45      As is apparent from paragraphs 37 and 38 above, that measure does not enable the integration prospects of the applicant for a residence permit for the purpose of family reunification in Denmark to be assessed.

46      In those circumstances, the measure at issue in the main proceedings is not suitable to achieve the objective of the efficient management of migration flows.

47      In the light of all the foregoing considerations, the answer to the first question is that Article 13 of Decision No 1/80 must be interpreted as meaning that a national measure which makes family reunification between a Turkish worker legally resident in the Member State concerned and his spouse conditional upon their overall attachment to that Member State being greater than their overall attachment to a third country, constitutes a ‘new restriction’, within the meaning of that provision. Such a restriction is unjustified.

 The second question

48      In the light of the answer given to the first question, there is no need to answer the second question.

 Costs

49      Since these proceedings are, for the parties to the main proceedings, a step in the action pending before the national court, the decision on costs is a matter for that court. Costs incurred in submitting observations to the Court, other than the costs of those parties, are not recoverable.

On those grounds, the Court (First Chamber) hereby rules:

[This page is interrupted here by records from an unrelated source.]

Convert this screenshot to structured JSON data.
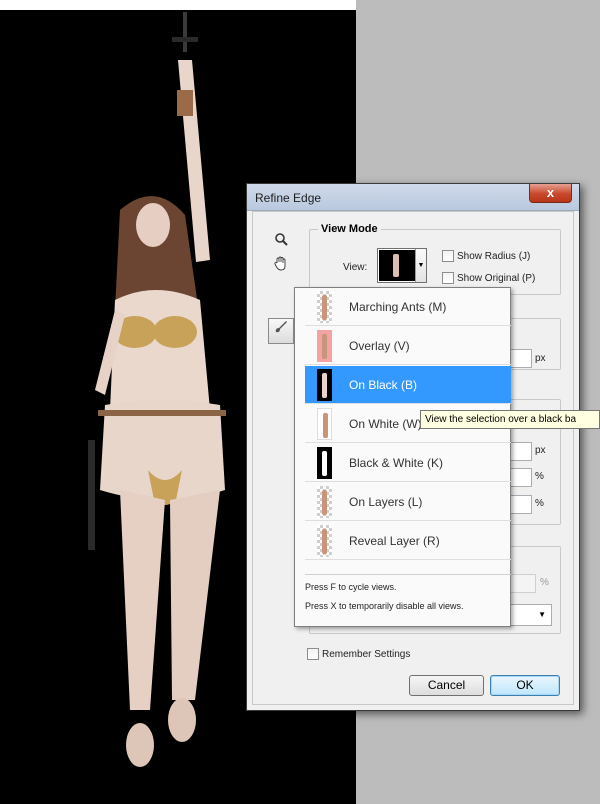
{
  "dialog": {
    "title": "Refine Edge",
    "close_label": "x",
    "view_mode": {
      "group_title": "View Mode",
      "view_label": "View:",
      "show_radius": "Show Radius (J)",
      "show_original": "Show Original (P)"
    },
    "units": {
      "px1": "px",
      "px2": "px",
      "pct1": "%",
      "pct2": "%",
      "pct3": "%"
    },
    "output_select_arrow": "▼",
    "remember_settings": "Remember Settings",
    "cancel": "Cancel",
    "ok": "OK"
  },
  "view_menu": {
    "items": [
      {
        "label": "Marching Ants (M)",
        "thumb": "checker"
      },
      {
        "label": "Overlay (V)",
        "thumb": "overlay"
      },
      {
        "label": "On Black (B)",
        "thumb": "black",
        "selected": true
      },
      {
        "label": "On White (W)",
        "thumb": "white"
      },
      {
        "label": "Black & White (K)",
        "thumb": "bw"
      },
      {
        "label": "On Layers (L)",
        "thumb": "checker"
      },
      {
        "label": "Reveal Layer (R)",
        "thumb": "checker"
      }
    ],
    "hint_cycle": "Press F to cycle views.",
    "hint_disable": "Press X to temporarily disable all views."
  },
  "tooltip": "View the selection over a black ba",
  "colors": {
    "selection_blue": "#3399ff",
    "tooltip_bg": "#ffffe1",
    "close_red": "#c9472b"
  },
  "icons": {
    "zoom": "zoom-icon",
    "hand": "hand-icon",
    "brush": "refine-radius-brush-icon"
  }
}
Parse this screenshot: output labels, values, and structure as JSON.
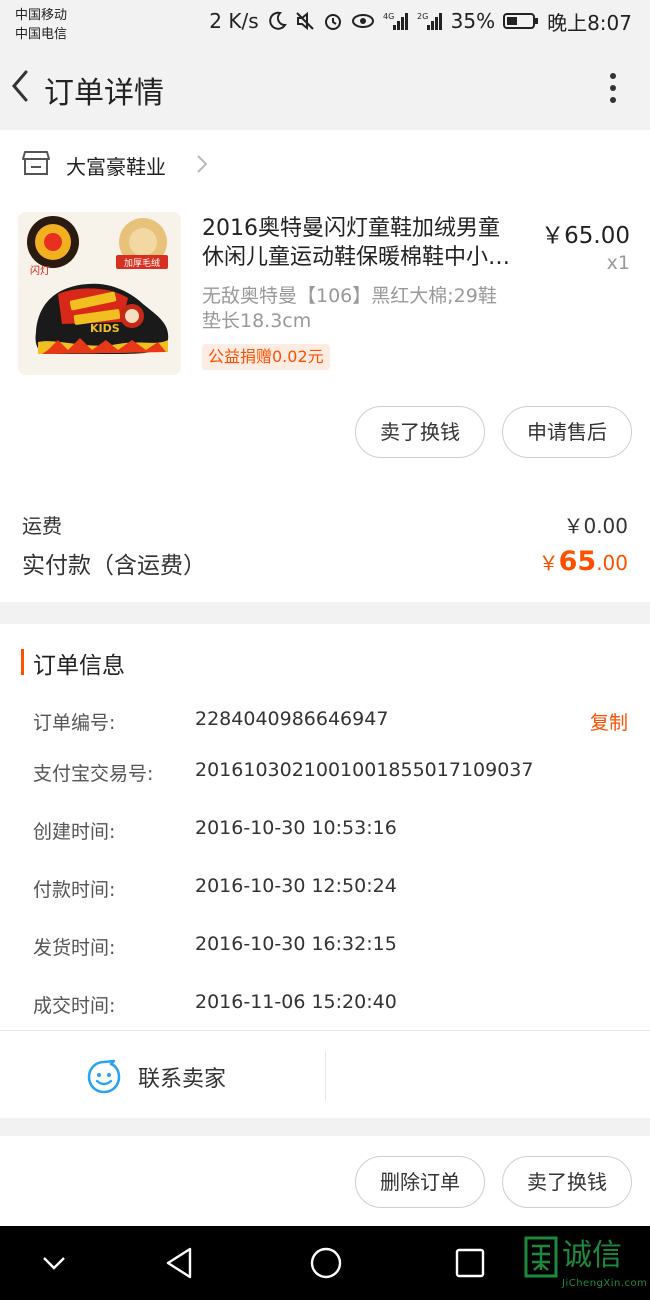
{
  "status_bar": {
    "carrier1": "中国移动",
    "carrier2": "中国电信",
    "speed": "2 K/s",
    "battery": "35%",
    "time": "晚上8:07",
    "icons": [
      "moon-icon",
      "mute-icon",
      "alarm-icon",
      "eye-icon",
      "signal-4g-icon",
      "signal-2g-icon",
      "battery-icon"
    ]
  },
  "header": {
    "title": "订单详情"
  },
  "shop": {
    "name": "大富豪鞋业"
  },
  "product": {
    "title_line1": "2016奥特曼闪灯童鞋加绒男童",
    "title_line2": "休闲儿童运动鞋保暖棉鞋中小…",
    "price": "￥65.00",
    "quantity": "x1",
    "sku_line1": "无敌奥特曼【106】黑红大棉;29鞋",
    "sku_line2": "垫长18.3cm",
    "charity": "公益捐赠0.02元",
    "image_labels": {
      "flash": "闪灯",
      "fleece": "加厚毛绒",
      "brand": "KIDS"
    }
  },
  "item_actions": {
    "sell": "卖了换钱",
    "after_sale": "申请售后"
  },
  "fees": {
    "shipping_label": "运费",
    "shipping_value": "￥0.00",
    "total_label": "实付款（含运费）",
    "total_currency": "￥",
    "total_main": "65",
    "total_decimal": ".00"
  },
  "order_info": {
    "title": "订单信息",
    "copy": "复制",
    "rows": [
      {
        "key": "订单编号:",
        "value": "2284040986646947"
      },
      {
        "key": "支付宝交易号:",
        "value": "2016103021001001855017109037"
      },
      {
        "key": "创建时间:",
        "value": "2016-10-30 10:53:16"
      },
      {
        "key": "付款时间:",
        "value": "2016-10-30 12:50:24"
      },
      {
        "key": "发货时间:",
        "value": "2016-10-30 16:32:15"
      },
      {
        "key": "成交时间:",
        "value": "2016-11-06 15:20:40"
      }
    ]
  },
  "contact": {
    "label": "联系卖家"
  },
  "bottom_actions": {
    "delete": "删除订单",
    "sell": "卖了换钱"
  },
  "watermark": {
    "text": "诚信",
    "sub": "JiChengXin.com"
  },
  "colors": {
    "accent": "#ff5000",
    "page_bg": "#f2f2f2",
    "card_bg": "#ffffff"
  }
}
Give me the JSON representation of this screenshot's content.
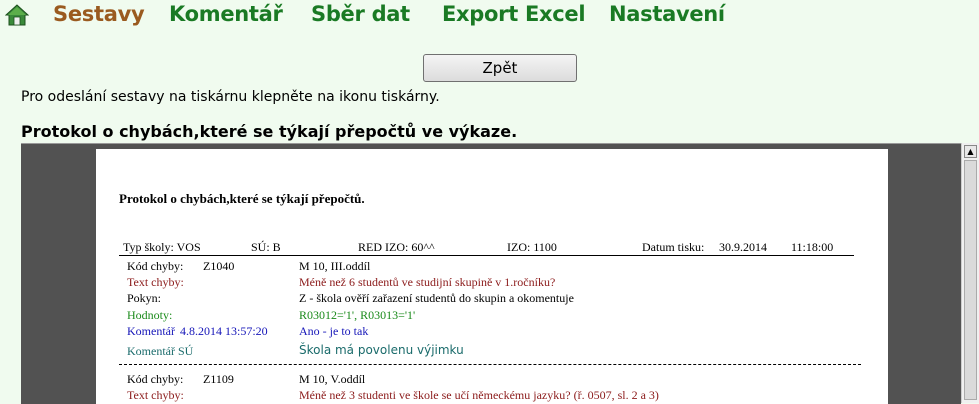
{
  "nav": {
    "home_icon": "home-icon",
    "items": [
      {
        "label": "Sestavy",
        "active": true
      },
      {
        "label": "Komentář",
        "active": false
      },
      {
        "label": "Sběr dat",
        "active": false
      },
      {
        "label": "Export Excel",
        "active": false
      },
      {
        "label": "Nastavení",
        "active": false
      }
    ]
  },
  "back_button": "Zpět",
  "instruction": "Pro odeslání sestavy na tiskárnu klepněte na ikonu tiskárny.",
  "heading": "Protokol o chybách,které se týkají přepočtů ve výkaze.",
  "report": {
    "title": "Protokol o chybách,které se týkají přepočtů.",
    "header": {
      "typ_skoly": "Typ školy: VOS",
      "su": "SÚ: B",
      "red_izo": "RED  IZO: 60^^",
      "izo": "IZO: 1100",
      "datum_label": "Datum tisku:",
      "datum": "30.9.2014",
      "time": "11:18:00"
    },
    "errors": [
      {
        "kod_label": "Kód chyby:",
        "kod": "Z1040",
        "section": "M 10, III.oddíl",
        "text_label": "Text chyby:",
        "text": "Méně než 6 studentů ve studijní skupině v 1.ročníku?",
        "pokyn_label": "Pokyn:",
        "pokyn": "Z - škola ověří zařazení studentů do skupin a okomentuje",
        "hodnoty_label": "Hodnoty:",
        "hodnoty": "R03012='1', R03013='1'",
        "komentar_label": "Komentář",
        "komentar_date": "4.8.2014  13:57:20",
        "komentar": "Ano - je to tak",
        "komentar_su_label": "Komentář SÚ",
        "komentar_su": "Škola má povolenu výjimku"
      },
      {
        "kod_label": "Kód chyby:",
        "kod": "Z1109",
        "section": "M 10, V.oddíl",
        "text_label": "Text chyby:",
        "text": "Méně než 3 studenti ve škole se učí německému jazyku? (ř. 0507, sl. 2 a 3)"
      }
    ]
  },
  "colors": {
    "nav": "#1a7a24",
    "nav_active": "#9a5a1f",
    "background": "#f0fbef",
    "viewer_bg": "#525252"
  }
}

Article 13 of Decision No 1/80 of 19 September 1980 on the development of the Association, adopted by the Association Council set up by the Agreement establishing an Association between the European Economic Community and Turkey, signed at Ankara on 12 September 1963 by the Republic of Turkey, on the one hand, and by the Member States of the EEC and the Community, on the other hand, and concluded, approved and confirmed on behalf of the Community by Council Decision 64/732/EEC of 23 December 1963, must be interpreted as meaning that a national measure which makes family reunification between a Turkish worker legally resident in the Member State concerned and his spouse conditional upon their overall attachment to that Member State being greater than their overall attachment to a third country, constitutes a ‘new restriction’, within the meaning of that provision. Such a restriction is unjustified.

[Signatures]


*      Language of the case: Danish.